Video

Video Treatment for Childhood Epilepsy Heats up Medical Marijuana Debate

In the United States, marijuana is classed as an illegal drug by the federal government. But nearly half the states have legalized it, to some degree. Proponents say some strains of marijuana might have exceptional health benefits, for treating pain or inflammation in chronic conditions such as cancer, multiple sclerosis and epilepsy. Shelley Schlender reports on a strain of medical marijuana developed in Colorado that is reputed to reduce seizures in childhood epilepsy
Video

Video Airbus Adds Metal 3D Printed Parts to New Jets

By the end of this year, European aircraft manufacturing consortium Airbus plans to deliver the first of its new, extra-wide-body passenger jets, the A350-XWB. Among other technological innovations, the new plane will also incorporate metal parts made in a 3-D printer. VOA's George Putic has more.
Video

Video Death Toll From Israel-Gaza Conflict Surpasses 700

Gaza officials say a shelling hit a compound housing a United Nations-run school in the Gaza Strip, killing more than a dozen people, during an Israeli offensive in the area. Heavy fighting between the Israeli military and Hamas militants continued on Thursday, pushing up the death toll. So far, more than 730 Palestinians and 35 Israelis have been killed in the conflict.
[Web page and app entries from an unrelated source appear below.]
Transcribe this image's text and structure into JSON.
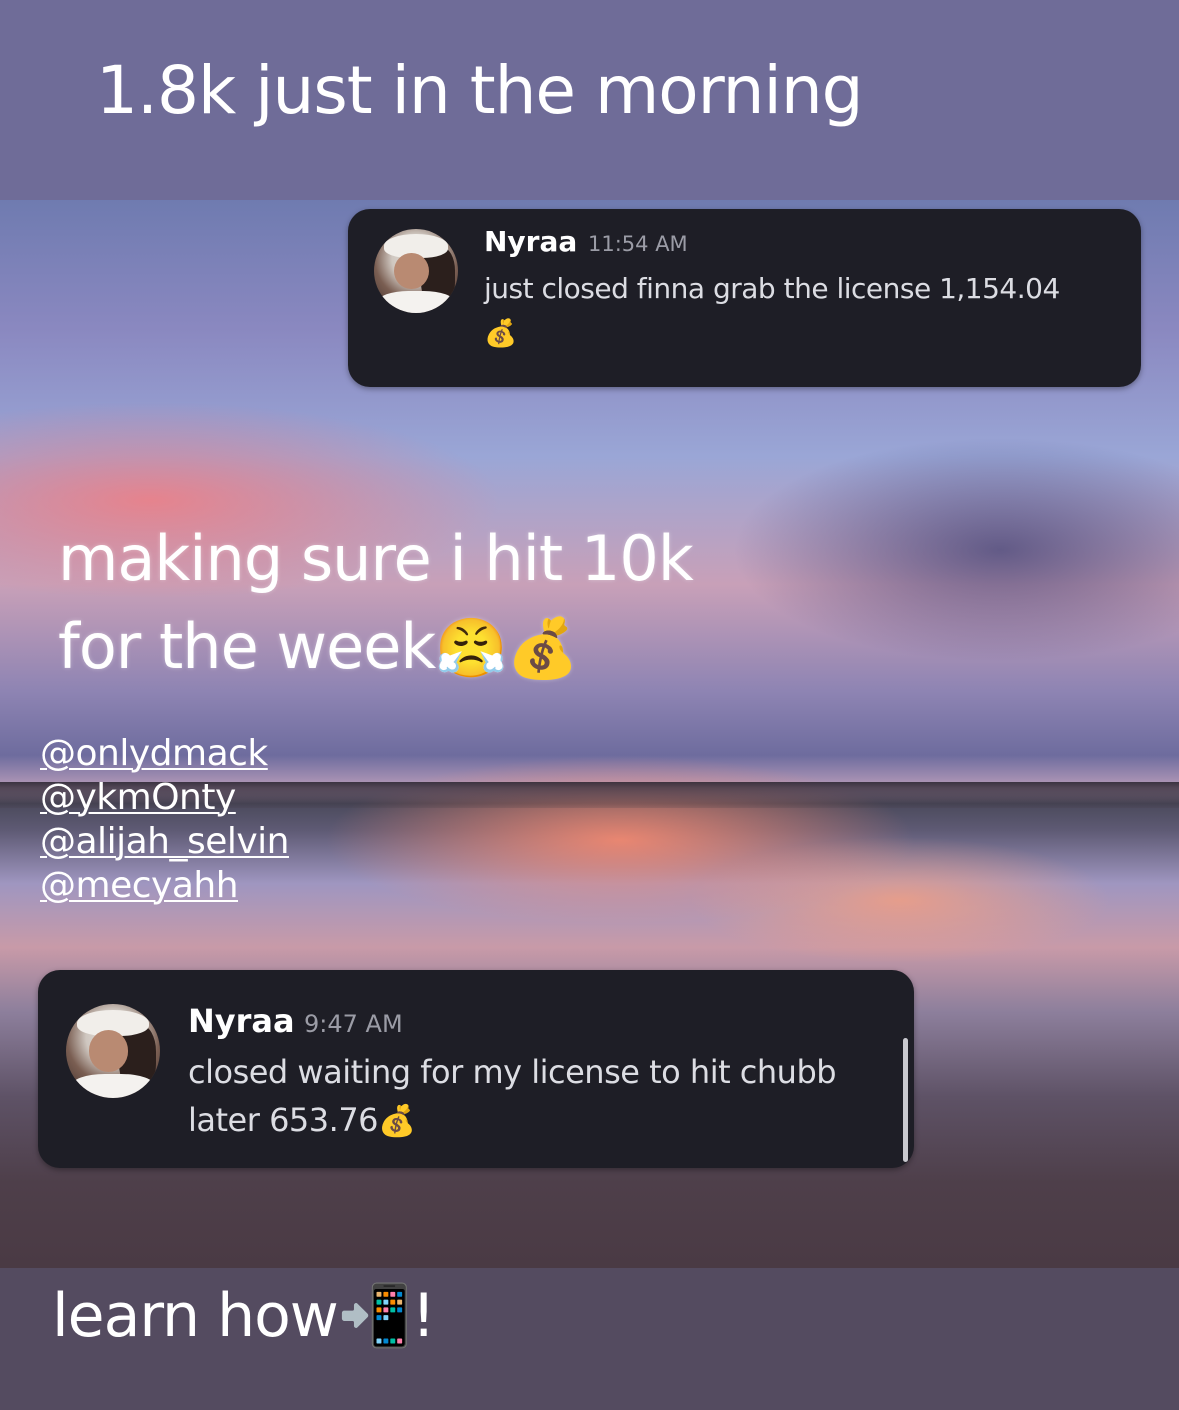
{
  "headline": "1.8k just in the morning",
  "caption": {
    "line1": "making sure i hit 10k",
    "line2": "for the week",
    "emojis": "😤💰"
  },
  "mentions": [
    "@onlydmack",
    "@ykmOnty",
    "@alijah_selvin",
    "@mecyahh"
  ],
  "messages": [
    {
      "username": "Nyraa",
      "time": "11:54 AM",
      "text": "just closed finna grab the license  1,154.04",
      "emoji": "💰",
      "avatar_icon": "profile-photo"
    },
    {
      "username": "Nyraa",
      "time": "9:47 AM",
      "text": "closed waiting for my license to hit chubb later 653.76",
      "emoji": "💰",
      "avatar_icon": "profile-photo"
    }
  ],
  "footer": {
    "text": "learn how",
    "emoji": "📲!"
  },
  "colors": {
    "top_band": "#6f6c98",
    "bottom_band": "#544b60",
    "card_background": "#1e1e26",
    "timestamp": "#9b9ca6"
  }
}
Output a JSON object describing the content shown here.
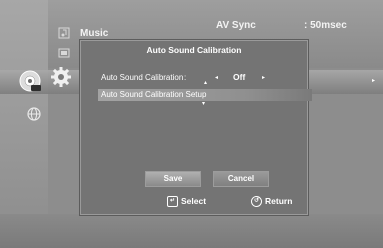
{
  "background_menu": {
    "music_label": "Music",
    "av_sync_label": "AV Sync",
    "av_sync_value": ": 50msec"
  },
  "dialog": {
    "title": "Auto Sound Calibration",
    "rows": [
      {
        "label": "Auto Sound Calibration",
        "separator": ":",
        "value": "Off"
      },
      {
        "label": "Auto Sound Calibration Setup"
      }
    ],
    "buttons": {
      "save": "Save",
      "cancel": "Cancel"
    }
  },
  "footer": {
    "select_label": "Select",
    "return_label": "Return"
  },
  "icons": [
    "music-note-icon",
    "photo-icon",
    "disc-icon",
    "gear-icon",
    "globe-icon",
    "select-key-icon",
    "return-key-icon"
  ]
}
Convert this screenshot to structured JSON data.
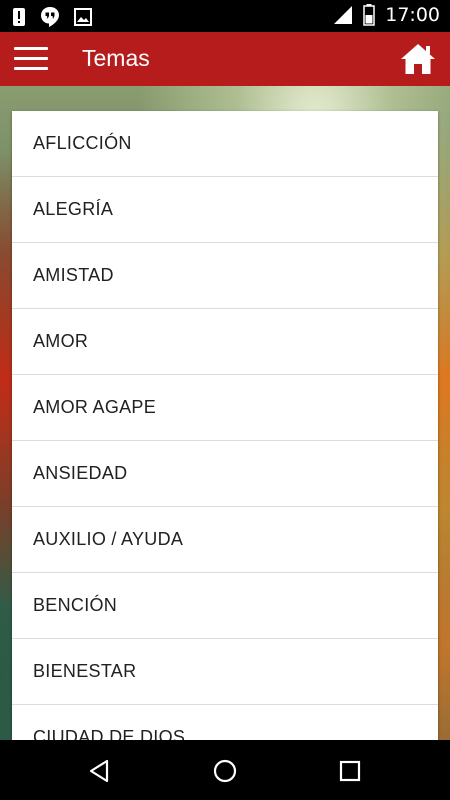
{
  "status_bar": {
    "time": "17:00",
    "left_icons": [
      "alert-icon",
      "hangouts-icon",
      "image-icon"
    ],
    "right_icons": [
      "signal-icon",
      "battery-icon"
    ]
  },
  "app_bar": {
    "title": "Temas",
    "menu_icon": "hamburger-menu-icon",
    "home_icon": "home-icon",
    "color": "#B71C1C"
  },
  "topics": [
    "AFLICCIÓN",
    "ALEGRÍA",
    "AMISTAD",
    "AMOR",
    "AMOR AGAPE",
    "ANSIEDAD",
    "AUXILIO / AYUDA",
    "BENCIÓN",
    "BIENESTAR",
    "CIUDAD DE DIOS"
  ],
  "nav_bar": {
    "icons": [
      "back-icon",
      "home-circle-icon",
      "recents-icon"
    ]
  }
}
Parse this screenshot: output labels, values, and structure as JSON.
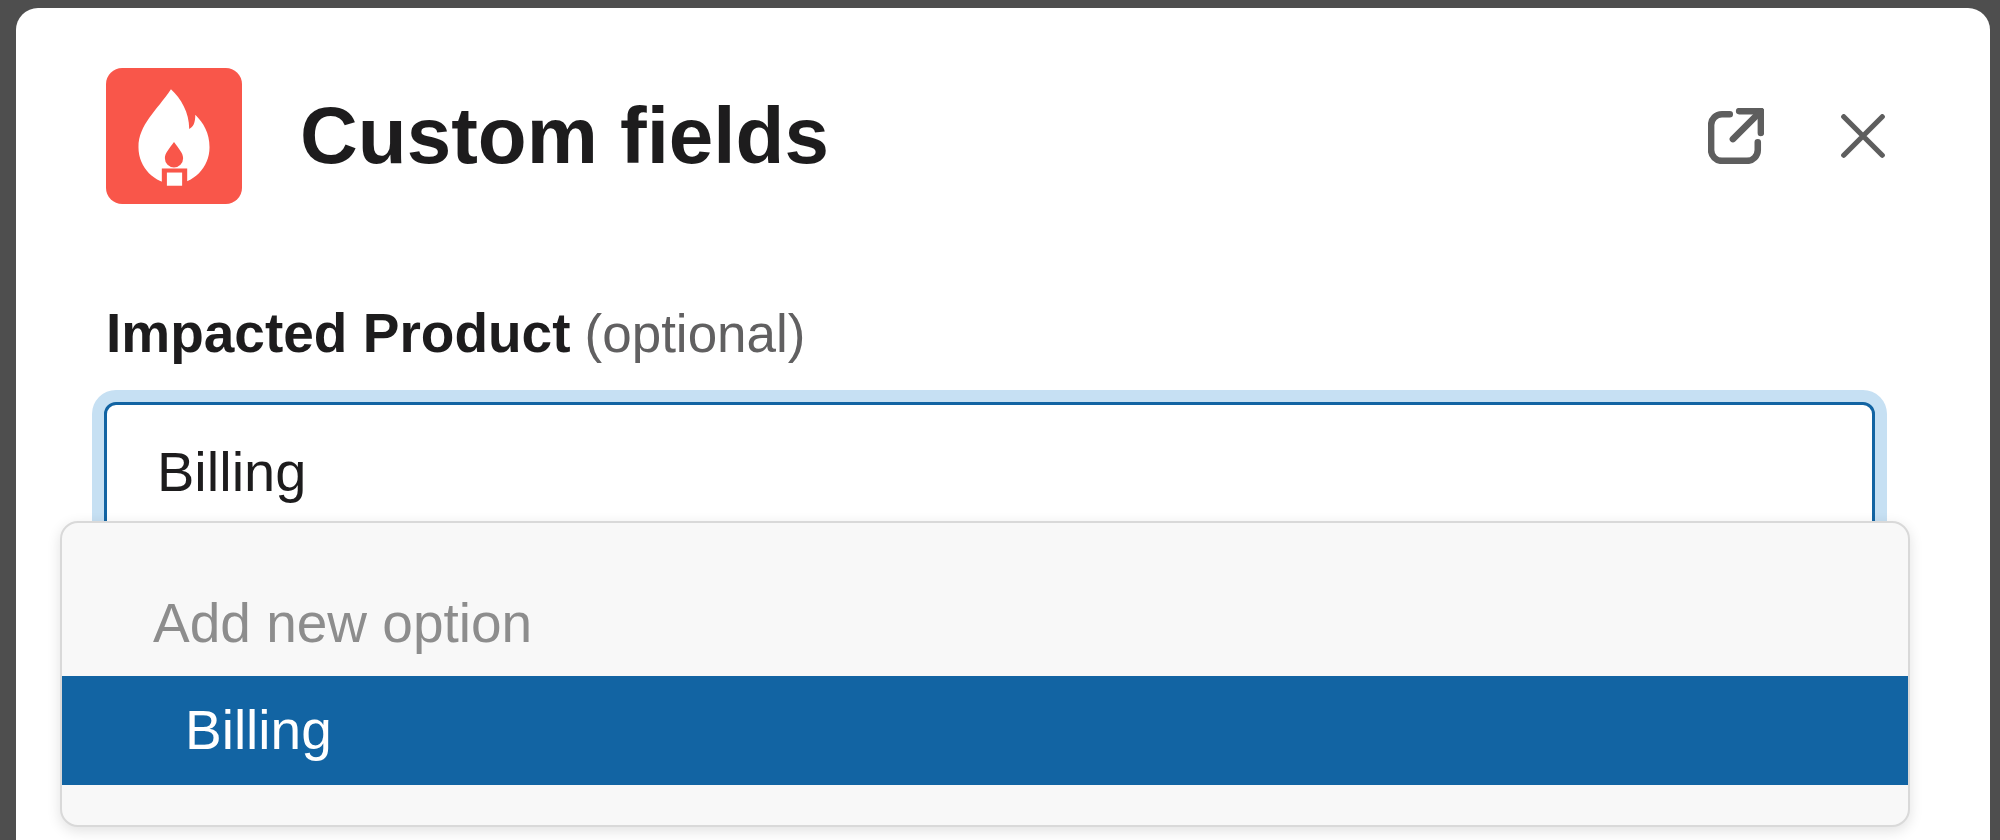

VOA's Scott Bobb has the latest from Jerusalem.
Video

Video AIDS Conference Welcomes Exciting Developments in HIV Treatment, Prevention

Significant strides have been made in recent years toward the treatment and prevention of HIV, the virus that causes AIDS. This year, at the International AIDS Conference, the AIDS community welcomed progress on a new pill that may prevent transmission of the deadly virus. VOA’s Anita Powell reports from Melbourne, Australia.
Video

Video Israel Targets Gaza Supply Tunnels

The Israeli military has launched a ground operation in Gaza to destroy the myriad tunnels that may have been used to smuggle weapons to Hamas. VOA's Zlatica Hoke reports that could mean more hardship for the people of Gaza, who obtain some of their essential supplies through these underground passages
Video

Video Researchers Target Low-Cost Avatar Technology

Scientists at the University of Southern California Institute for Creative Technologies say 3-dimensional representations could revolutionize social media. Elizabeth Lee has more from Los Angeles.
Video

Video IAEA: Iran Turns its Enriched Uranium Into Less Harmful Form

Iran has converted its stockpiles of enriched uranium into a less dangerous form that is more difficult to use for nuclear weapons, according to the United Nations’ Atomic Energy Agency. The move complies with an interim deal reached with Western powers on Iran's nuclear program last year, in exchange for easing of sanctions. Henry Ridgwell reports for VOA from London.
Video

Video In Cambodia, HIV Diagnosis Brings Deadly Shame

Although HIV/AIDS is now a treatable condition, a positive diagnosis is still a life altering experience. In Cambodia, people living with HIV are often disowned by friends, family and the community. This humiliation can be unbearable. We bring you one Cambodian woman’s struggle to overcome a life tragedy and her own HIV positive diagnosis.

AppleAndroid